Answers to the question of whether SDD reduces mortality, therefore, continue to remain elusive. Aside from sample-size considerations, both meta-analyses are limited by the amount of information available from the original randomized controlled trials. Of most interest is the potential to decrease mortality in particular patient populations, such as young adults with trauma. Neither meta-analysis had information on the outcome of individual patients within the original studies and, therefore, could not pool outcomes for these specific patient populations.

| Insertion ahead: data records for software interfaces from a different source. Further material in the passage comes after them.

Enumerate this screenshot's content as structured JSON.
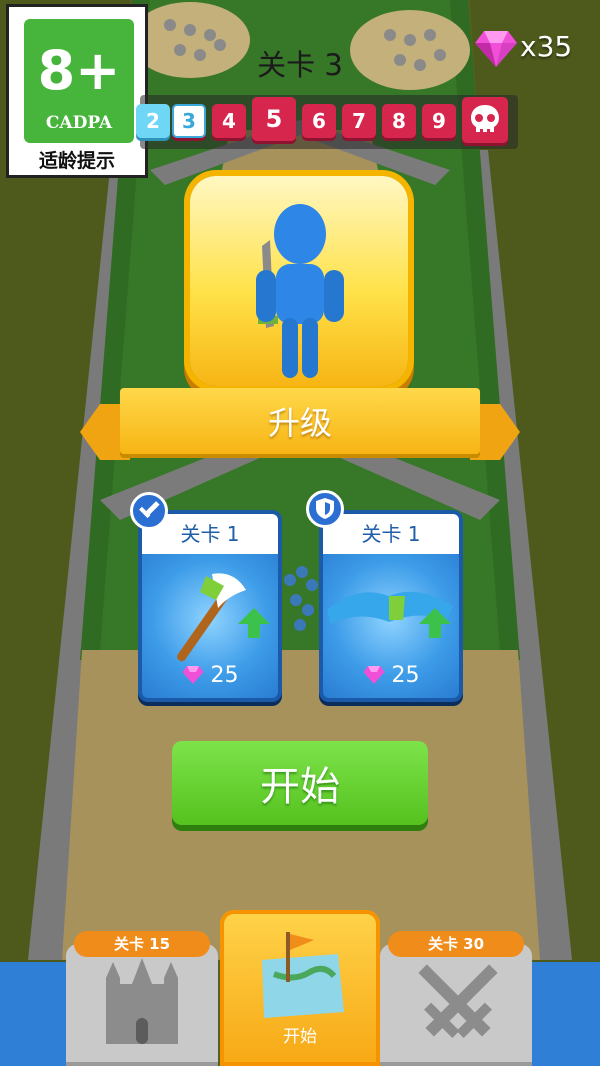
{
  "age_rating": {
    "age": "8+",
    "org": "CADPA",
    "note": "适龄提示"
  },
  "header": {
    "level_title": "关卡 3",
    "gems": "x35"
  },
  "stage_bar": {
    "stages": [
      {
        "label": "2",
        "state": "done"
      },
      {
        "label": "3",
        "state": "current"
      },
      {
        "label": "4",
        "state": "upcoming"
      },
      {
        "label": "5",
        "state": "milestone"
      },
      {
        "label": "6",
        "state": "upcoming"
      },
      {
        "label": "7",
        "state": "upcoming"
      },
      {
        "label": "8",
        "state": "upcoming"
      },
      {
        "label": "9",
        "state": "upcoming"
      }
    ],
    "boss_icon": "skull-icon"
  },
  "upgrade_banner": {
    "label": "升级"
  },
  "upgrades": [
    {
      "type": "weapon",
      "badge_icon": "sword-icon",
      "level": "关卡 1",
      "item_icon": "axe-icon",
      "cost": "25"
    },
    {
      "type": "armor",
      "badge_icon": "shield-icon",
      "level": "关卡 1",
      "item_icon": "armor-icon",
      "cost": "25"
    }
  ],
  "start_button": {
    "label": "开始"
  },
  "bottom_nav": {
    "left": {
      "tag": "关卡 15",
      "icon": "castle-icon"
    },
    "center": {
      "label": "开始",
      "icon": "map-flag-icon"
    },
    "right": {
      "tag": "关卡 30",
      "icon": "crossed-swords-icon"
    }
  },
  "colors": {
    "gem": "#f04fd8",
    "accent": "#f5b400",
    "start": "#5ccc26",
    "stage": "#d7264d"
  }
}
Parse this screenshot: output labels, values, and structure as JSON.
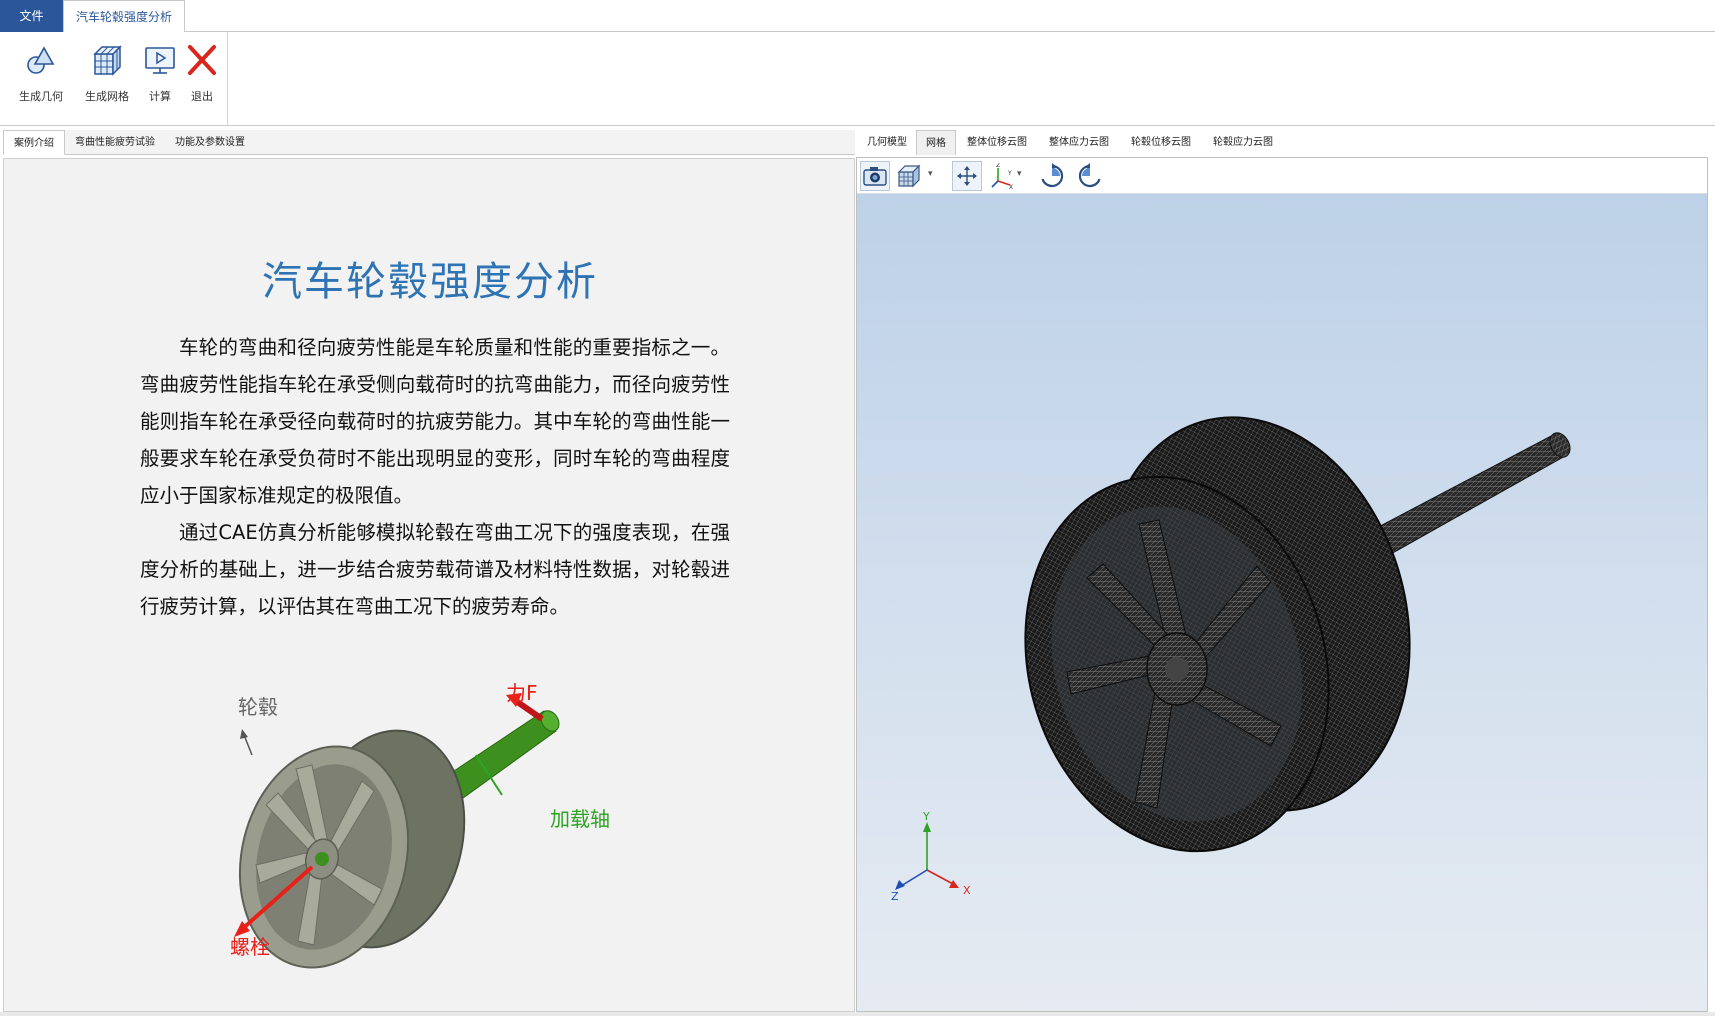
{
  "menu": {
    "file_label": "文件",
    "active_tab_label": "汽车轮毂强度分析"
  },
  "ribbon": {
    "buttons": [
      {
        "label": "生成几何",
        "icon": "geometry-icon"
      },
      {
        "label": "生成网格",
        "icon": "mesh-icon"
      },
      {
        "label": "计算",
        "icon": "compute-icon"
      },
      {
        "label": "退出",
        "icon": "exit-icon"
      }
    ]
  },
  "left": {
    "tabs": [
      "案例介绍",
      "弯曲性能疲劳试验",
      "功能及参数设置"
    ],
    "active_tab": "案例介绍",
    "doc": {
      "title": "汽车轮毂强度分析",
      "paragraphs": [
        "车轮的弯曲和径向疲劳性能是车轮质量和性能的重要指标之一。弯曲疲劳性能指车轮在承受侧向载荷时的抗弯曲能力，而径向疲劳性能则指车轮在承受径向载荷时的抗疲劳能力。其中车轮的弯曲性能一般要求车轮在承受负荷时不能出现明显的变形，同时车轮的弯曲程度应小于国家标准规定的极限值。",
        "通过CAE仿真分析能够模拟轮毂在弯曲工况下的强度表现，在强度分析的基础上，进一步结合疲劳载荷谱及材料特性数据，对轮毂进行疲劳计算，以评估其在弯曲工况下的疲劳寿命。"
      ],
      "figure_labels": {
        "hub": "轮毂",
        "force": "力F",
        "shaft": "加载轴",
        "bolt": "螺栓"
      }
    }
  },
  "right": {
    "tabs": [
      "几何模型",
      "网格",
      "整体位移云图",
      "整体应力云图",
      "轮毂位移云图",
      "轮毂应力云图"
    ],
    "active_tab": "网格",
    "toolbar": [
      "camera-icon",
      "view-cube-icon",
      "fit-view-icon",
      "axis-orientation-icon",
      "rotate-cw-icon",
      "rotate-ccw-icon"
    ],
    "axes": {
      "x": "X",
      "y": "Y",
      "z": "Z"
    }
  },
  "colors": {
    "accent": "#2b579a",
    "title_blue": "#2e74b5",
    "label_red": "#e8201a",
    "label_green": "#2ea324",
    "label_gray": "#666666"
  }
}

If a clearly shown decrease in mortality is required before SDD is routinely used, then we must await the results of future research. If, on the other hand, a decrease in respiratory infection is of importance, then clinicians may wish to use SDD now. This use, however, must be with the caveat that the presumed benefit of reduced morbidity and, therefore, reduced resource utilization has not been shown. Indeed, current evidence, although based on crude proxies of resource utilization, suggests little or no benefit (1).

Both meta-analyses have suggested that future evaluation of SDD must adhere to a scrupulous clinical trial design, include adequate sample size, and address a priori the specific ICU populations to be studied. If a heterogeneous population is studied, information on individual outcomes, as shown by the TCG, should be retained to allow improved meta-analysis.

Further work also is required on the mechanism of action of SDD. Both reviews were based on the underlying premise of the randomized controlled trials that SDD reduced mortality via a reduction in respiratory infection. The gut may play a central role in the initiation and maintenance of the systemic inflammation seen in critical illness, regardless of nosocomial infection. Recent work suggests SDD may influence that inflammation by reducing gut translocation (2). As we come to better understand the role of the gut in critical illness, we may be able to better determine the value of SDD.

Derek C. Angus, MB, ChB, MPH
University of Pittsburgh School of Medicine Pittsburgh, Pennsylvania, USA